### Problem
Search the material for the word "Aplicaciones" and copy each line that holds it.

[[ Task material open ]]

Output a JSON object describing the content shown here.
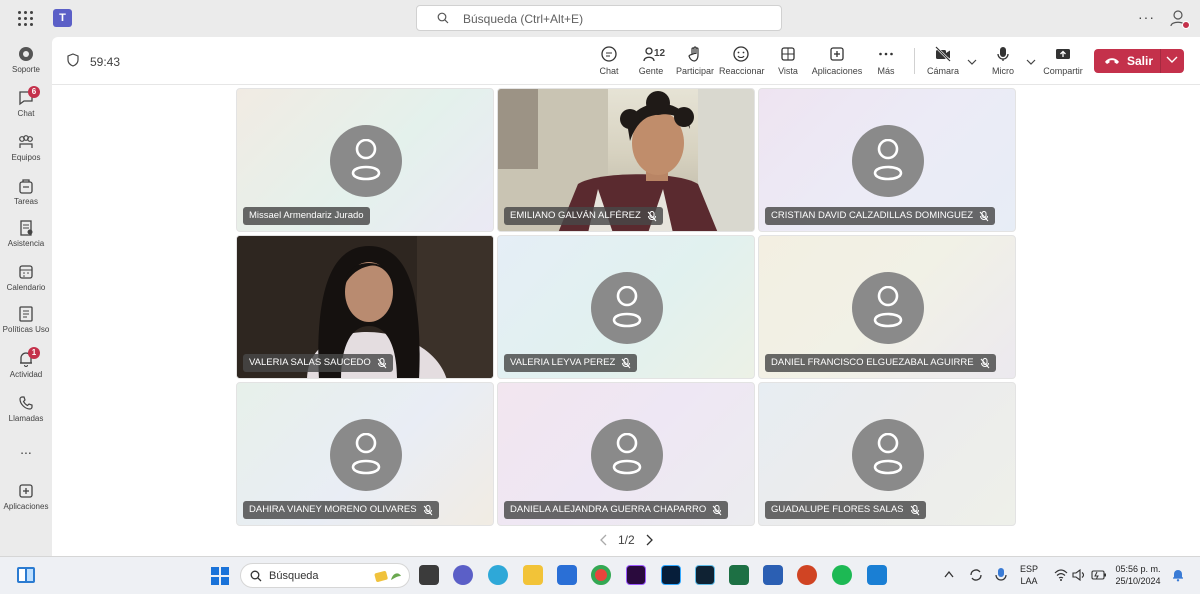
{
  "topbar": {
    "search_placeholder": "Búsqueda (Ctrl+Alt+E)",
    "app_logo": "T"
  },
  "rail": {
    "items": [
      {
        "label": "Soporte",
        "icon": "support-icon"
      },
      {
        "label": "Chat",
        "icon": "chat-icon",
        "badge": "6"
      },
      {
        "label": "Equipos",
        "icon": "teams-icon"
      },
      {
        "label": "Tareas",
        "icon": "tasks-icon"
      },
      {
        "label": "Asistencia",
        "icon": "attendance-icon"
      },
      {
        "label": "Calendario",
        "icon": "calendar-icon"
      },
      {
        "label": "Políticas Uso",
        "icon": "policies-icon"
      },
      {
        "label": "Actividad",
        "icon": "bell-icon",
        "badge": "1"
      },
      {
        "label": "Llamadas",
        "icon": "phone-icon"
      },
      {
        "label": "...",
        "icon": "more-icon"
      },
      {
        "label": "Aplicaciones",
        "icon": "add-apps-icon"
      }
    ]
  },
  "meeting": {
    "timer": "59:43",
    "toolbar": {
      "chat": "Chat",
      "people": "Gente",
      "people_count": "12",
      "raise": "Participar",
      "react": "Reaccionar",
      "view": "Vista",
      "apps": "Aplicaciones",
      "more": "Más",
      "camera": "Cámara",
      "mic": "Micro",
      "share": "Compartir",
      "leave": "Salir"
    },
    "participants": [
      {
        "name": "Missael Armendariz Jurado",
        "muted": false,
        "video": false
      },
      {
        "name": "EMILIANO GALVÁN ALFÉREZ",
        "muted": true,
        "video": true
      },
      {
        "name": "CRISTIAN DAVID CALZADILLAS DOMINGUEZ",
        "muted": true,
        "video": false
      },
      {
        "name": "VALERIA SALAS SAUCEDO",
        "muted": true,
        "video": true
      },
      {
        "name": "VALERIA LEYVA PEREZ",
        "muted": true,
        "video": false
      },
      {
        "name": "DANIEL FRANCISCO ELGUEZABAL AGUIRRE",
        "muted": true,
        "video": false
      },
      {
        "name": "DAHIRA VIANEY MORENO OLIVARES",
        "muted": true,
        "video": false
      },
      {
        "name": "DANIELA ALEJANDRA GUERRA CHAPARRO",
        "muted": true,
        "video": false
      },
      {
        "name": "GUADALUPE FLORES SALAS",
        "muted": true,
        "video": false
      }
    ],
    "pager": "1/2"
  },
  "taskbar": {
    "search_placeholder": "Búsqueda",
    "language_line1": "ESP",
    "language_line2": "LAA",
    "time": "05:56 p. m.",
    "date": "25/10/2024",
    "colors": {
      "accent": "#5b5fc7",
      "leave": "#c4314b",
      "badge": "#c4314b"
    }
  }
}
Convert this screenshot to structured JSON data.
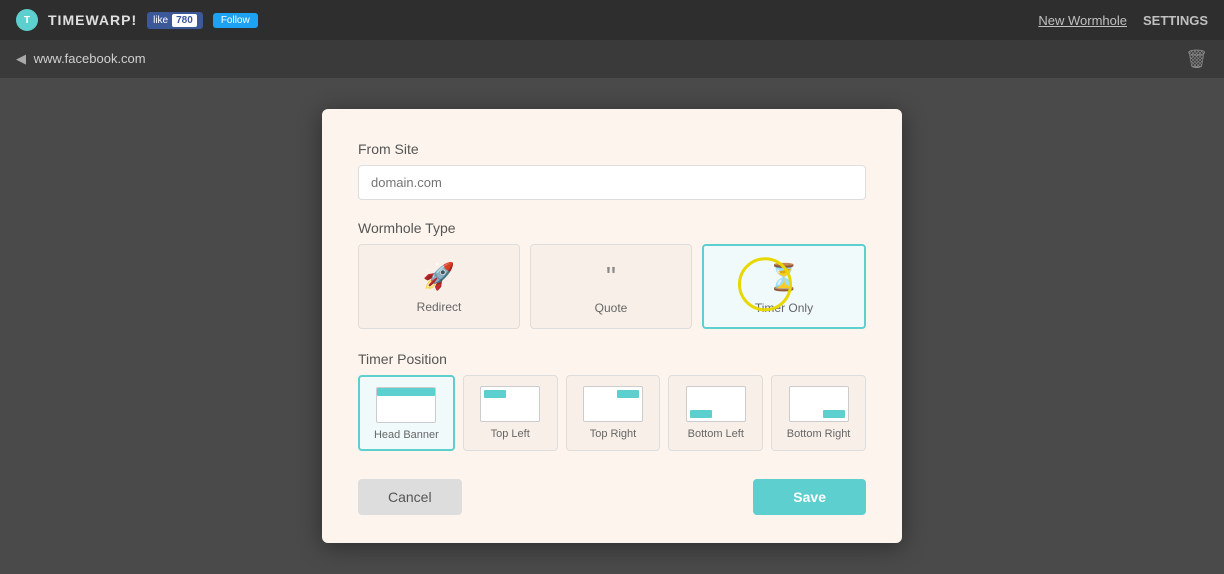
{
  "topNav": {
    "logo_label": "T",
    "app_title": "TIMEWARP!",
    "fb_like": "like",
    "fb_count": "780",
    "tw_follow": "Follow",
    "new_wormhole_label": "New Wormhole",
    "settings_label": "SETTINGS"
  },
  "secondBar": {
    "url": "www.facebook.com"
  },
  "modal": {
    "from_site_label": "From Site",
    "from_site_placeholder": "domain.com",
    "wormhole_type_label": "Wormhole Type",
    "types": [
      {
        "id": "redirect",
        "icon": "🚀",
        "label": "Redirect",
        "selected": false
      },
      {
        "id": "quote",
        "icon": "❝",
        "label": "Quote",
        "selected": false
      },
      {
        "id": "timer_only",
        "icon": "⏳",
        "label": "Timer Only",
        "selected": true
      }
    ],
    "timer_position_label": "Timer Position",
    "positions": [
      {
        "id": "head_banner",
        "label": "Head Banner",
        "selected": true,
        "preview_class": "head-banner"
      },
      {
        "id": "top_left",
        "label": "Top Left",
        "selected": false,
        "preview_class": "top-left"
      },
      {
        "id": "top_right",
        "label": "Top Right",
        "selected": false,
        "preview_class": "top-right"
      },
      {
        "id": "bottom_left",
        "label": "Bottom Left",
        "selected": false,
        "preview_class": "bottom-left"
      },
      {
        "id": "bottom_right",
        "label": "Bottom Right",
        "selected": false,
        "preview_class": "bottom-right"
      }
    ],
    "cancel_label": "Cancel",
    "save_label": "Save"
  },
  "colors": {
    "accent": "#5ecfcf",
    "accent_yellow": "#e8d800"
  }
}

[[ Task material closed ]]

### Answer to the problem
        "label": "Aplicaciones",
      "apps": "Aplicaciones",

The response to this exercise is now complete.